● Your instructions: A verbatim copy of each record is required.

● Information supplied:

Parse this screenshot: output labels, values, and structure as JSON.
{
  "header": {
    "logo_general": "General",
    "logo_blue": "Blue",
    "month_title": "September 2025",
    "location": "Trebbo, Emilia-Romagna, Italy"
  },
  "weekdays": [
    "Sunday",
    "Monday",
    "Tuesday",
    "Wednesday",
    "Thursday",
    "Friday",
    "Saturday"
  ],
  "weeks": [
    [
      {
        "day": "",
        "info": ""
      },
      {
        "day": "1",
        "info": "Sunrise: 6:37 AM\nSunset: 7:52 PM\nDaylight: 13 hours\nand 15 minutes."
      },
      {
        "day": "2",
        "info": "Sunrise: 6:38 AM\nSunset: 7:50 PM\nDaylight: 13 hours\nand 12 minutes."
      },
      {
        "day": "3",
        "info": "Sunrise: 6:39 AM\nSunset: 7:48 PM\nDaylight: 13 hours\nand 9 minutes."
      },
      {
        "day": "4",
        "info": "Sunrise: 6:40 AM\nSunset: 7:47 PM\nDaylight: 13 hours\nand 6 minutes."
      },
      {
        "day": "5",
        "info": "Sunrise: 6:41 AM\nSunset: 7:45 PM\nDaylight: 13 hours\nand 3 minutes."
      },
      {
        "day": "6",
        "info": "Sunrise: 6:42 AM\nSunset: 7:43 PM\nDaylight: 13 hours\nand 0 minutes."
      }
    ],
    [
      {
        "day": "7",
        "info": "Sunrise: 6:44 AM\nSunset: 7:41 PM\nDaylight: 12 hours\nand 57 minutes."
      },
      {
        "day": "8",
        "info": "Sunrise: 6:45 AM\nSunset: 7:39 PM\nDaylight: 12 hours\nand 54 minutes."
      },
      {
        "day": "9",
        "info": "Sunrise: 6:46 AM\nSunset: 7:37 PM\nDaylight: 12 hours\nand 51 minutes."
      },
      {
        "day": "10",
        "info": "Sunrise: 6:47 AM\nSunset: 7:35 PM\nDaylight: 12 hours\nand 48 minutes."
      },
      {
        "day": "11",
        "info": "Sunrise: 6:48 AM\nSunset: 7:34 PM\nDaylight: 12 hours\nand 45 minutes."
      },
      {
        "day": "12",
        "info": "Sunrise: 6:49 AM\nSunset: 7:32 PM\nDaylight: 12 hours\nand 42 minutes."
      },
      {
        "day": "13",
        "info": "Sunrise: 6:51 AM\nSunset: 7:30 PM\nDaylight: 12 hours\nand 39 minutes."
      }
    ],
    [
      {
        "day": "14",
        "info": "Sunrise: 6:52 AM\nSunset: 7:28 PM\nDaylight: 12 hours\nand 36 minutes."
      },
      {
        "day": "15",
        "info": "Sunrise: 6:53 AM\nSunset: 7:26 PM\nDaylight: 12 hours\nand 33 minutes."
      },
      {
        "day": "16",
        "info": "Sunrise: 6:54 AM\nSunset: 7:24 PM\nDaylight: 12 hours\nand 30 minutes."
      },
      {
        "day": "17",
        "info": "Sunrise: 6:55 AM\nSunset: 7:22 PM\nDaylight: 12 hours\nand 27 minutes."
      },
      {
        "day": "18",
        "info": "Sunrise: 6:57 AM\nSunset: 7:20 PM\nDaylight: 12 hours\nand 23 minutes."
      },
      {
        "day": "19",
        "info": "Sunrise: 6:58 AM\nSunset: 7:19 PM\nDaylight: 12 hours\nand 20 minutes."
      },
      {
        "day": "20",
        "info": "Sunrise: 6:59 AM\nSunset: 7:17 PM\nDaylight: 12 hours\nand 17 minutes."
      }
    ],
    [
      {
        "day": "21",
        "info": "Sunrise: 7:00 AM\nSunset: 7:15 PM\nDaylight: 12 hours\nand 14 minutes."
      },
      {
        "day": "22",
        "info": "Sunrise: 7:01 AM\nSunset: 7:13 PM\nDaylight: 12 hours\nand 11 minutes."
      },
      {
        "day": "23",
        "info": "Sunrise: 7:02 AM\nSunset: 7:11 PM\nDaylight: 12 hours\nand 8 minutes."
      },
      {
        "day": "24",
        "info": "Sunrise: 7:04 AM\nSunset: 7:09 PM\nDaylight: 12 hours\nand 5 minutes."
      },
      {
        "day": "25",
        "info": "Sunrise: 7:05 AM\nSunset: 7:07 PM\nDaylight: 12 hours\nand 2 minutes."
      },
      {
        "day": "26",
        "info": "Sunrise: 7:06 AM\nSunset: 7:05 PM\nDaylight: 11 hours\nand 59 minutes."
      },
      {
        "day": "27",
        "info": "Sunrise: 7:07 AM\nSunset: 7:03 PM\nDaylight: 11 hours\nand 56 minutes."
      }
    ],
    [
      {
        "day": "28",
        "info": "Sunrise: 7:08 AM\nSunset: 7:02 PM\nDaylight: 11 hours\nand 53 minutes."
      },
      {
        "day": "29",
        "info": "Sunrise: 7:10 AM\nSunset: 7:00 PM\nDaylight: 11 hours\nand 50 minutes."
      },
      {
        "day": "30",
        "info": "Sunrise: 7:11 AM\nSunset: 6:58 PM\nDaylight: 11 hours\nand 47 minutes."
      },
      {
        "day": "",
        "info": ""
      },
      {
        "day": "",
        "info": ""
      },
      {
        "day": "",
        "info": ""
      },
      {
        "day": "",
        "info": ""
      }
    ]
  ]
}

● Result:
Parse this screenshot: output labels, values, and structure as JSON.
{
  "header": {
    "logo_general": "General",
    "logo_blue": "Blue",
    "month_title": "September 2025",
    "location": "Trebbo, Emilia-Romagna, Italy"
  },
  "weekdays": [
    "Sunday",
    "Monday",
    "Tuesday",
    "Wednesday",
    "Thursday",
    "Friday",
    "Saturday"
  ],
  "weeks": [
    [
      {
        "day": "",
        "info": ""
      },
      {
        "day": "1",
        "info": "Sunrise: 6:37 AM\nSunset: 7:52 PM\nDaylight: 13 hours\nand 15 minutes."
      },
      {
        "day": "2",
        "info": "Sunrise: 6:38 AM\nSunset: 7:50 PM\nDaylight: 13 hours\nand 12 minutes."
      },
      {
        "day": "3",
        "info": "Sunrise: 6:39 AM\nSunset: 7:48 PM\nDaylight: 13 hours\nand 9 minutes."
      },
      {
        "day": "4",
        "info": "Sunrise: 6:40 AM\nSunset: 7:47 PM\nDaylight: 13 hours\nand 6 minutes."
      },
      {
        "day": "5",
        "info": "Sunrise: 6:41 AM\nSunset: 7:45 PM\nDaylight: 13 hours\nand 3 minutes."
      },
      {
        "day": "6",
        "info": "Sunrise: 6:42 AM\nSunset: 7:43 PM\nDaylight: 13 hours\nand 0 minutes."
      }
    ],
    [
      {
        "day": "7",
        "info": "Sunrise: 6:44 AM\nSunset: 7:41 PM\nDaylight: 12 hours\nand 57 minutes."
      },
      {
        "day": "8",
        "info": "Sunrise: 6:45 AM\nSunset: 7:39 PM\nDaylight: 12 hours\nand 54 minutes."
      },
      {
        "day": "9",
        "info": "Sunrise: 6:46 AM\nSunset: 7:37 PM\nDaylight: 12 hours\nand 51 minutes."
      },
      {
        "day": "10",
        "info": "Sunrise: 6:47 AM\nSunset: 7:35 PM\nDaylight: 12 hours\nand 48 minutes."
      },
      {
        "day": "11",
        "info": "Sunrise: 6:48 AM\nSunset: 7:34 PM\nDaylight: 12 hours\nand 45 minutes."
      },
      {
        "day": "12",
        "info": "Sunrise: 6:49 AM\nSunset: 7:32 PM\nDaylight: 12 hours\nand 42 minutes."
      },
      {
        "day": "13",
        "info": "Sunrise: 6:51 AM\nSunset: 7:30 PM\nDaylight: 12 hours\nand 39 minutes."
      }
    ],
    [
      {
        "day": "14",
        "info": "Sunrise: 6:52 AM\nSunset: 7:28 PM\nDaylight: 12 hours\nand 36 minutes."
      },
      {
        "day": "15",
        "info": "Sunrise: 6:53 AM\nSunset: 7:26 PM\nDaylight: 12 hours\nand 33 minutes."
      },
      {
        "day": "16",
        "info": "Sunrise: 6:54 AM\nSunset: 7:24 PM\nDaylight: 12 hours\nand 30 minutes."
      },
      {
        "day": "17",
        "info": "Sunrise: 6:55 AM\nSunset: 7:22 PM\nDaylight: 12 hours\nand 27 minutes."
      },
      {
        "day": "18",
        "info": "Sunrise: 6:57 AM\nSunset: 7:20 PM\nDaylight: 12 hours\nand 23 minutes."
      },
      {
        "day": "19",
        "info": "Sunrise: 6:58 AM\nSunset: 7:19 PM\nDaylight: 12 hours\nand 20 minutes."
      },
      {
        "day": "20",
        "info": "Sunrise: 6:59 AM\nSunset: 7:17 PM\nDaylight: 12 hours\nand 17 minutes."
      }
    ],
    [
      {
        "day": "21",
        "info": "Sunrise: 7:00 AM\nSunset: 7:15 PM\nDaylight: 12 hours\nand 14 minutes."
      },
      {
        "day": "22",
        "info": "Sunrise: 7:01 AM\nSunset: 7:13 PM\nDaylight: 12 hours\nand 11 minutes."
      },
      {
        "day": "23",
        "info": "Sunrise: 7:02 AM\nSunset: 7:11 PM\nDaylight: 12 hours\nand 8 minutes."
      },
      {
        "day": "24",
        "info": "Sunrise: 7:04 AM\nSunset: 7:09 PM\nDaylight: 12 hours\nand 5 minutes."
      },
      {
        "day": "25",
        "info": "Sunrise: 7:05 AM\nSunset: 7:07 PM\nDaylight: 12 hours\nand 2 minutes."
      },
      {
        "day": "26",
        "info": "Sunrise: 7:06 AM\nSunset: 7:05 PM\nDaylight: 11 hours\nand 59 minutes."
      },
      {
        "day": "27",
        "info": "Sunrise: 7:07 AM\nSunset: 7:03 PM\nDaylight: 11 hours\nand 56 minutes."
      }
    ],
    [
      {
        "day": "28",
        "info": "Sunrise: 7:08 AM\nSunset: 7:02 PM\nDaylight: 11 hours\nand 53 minutes."
      },
      {
        "day": "29",
        "info": "Sunrise: 7:10 AM\nSunset: 7:00 PM\nDaylight: 11 hours\nand 50 minutes."
      },
      {
        "day": "30",
        "info": "Sunrise: 7:11 AM\nSunset: 6:58 PM\nDaylight: 11 hours\nand 47 minutes."
      },
      {
        "day": "",
        "info": ""
      },
      {
        "day": "",
        "info": ""
      },
      {
        "day": "",
        "info": ""
      },
      {
        "day": "",
        "info": ""
      }
    ]
  ]
}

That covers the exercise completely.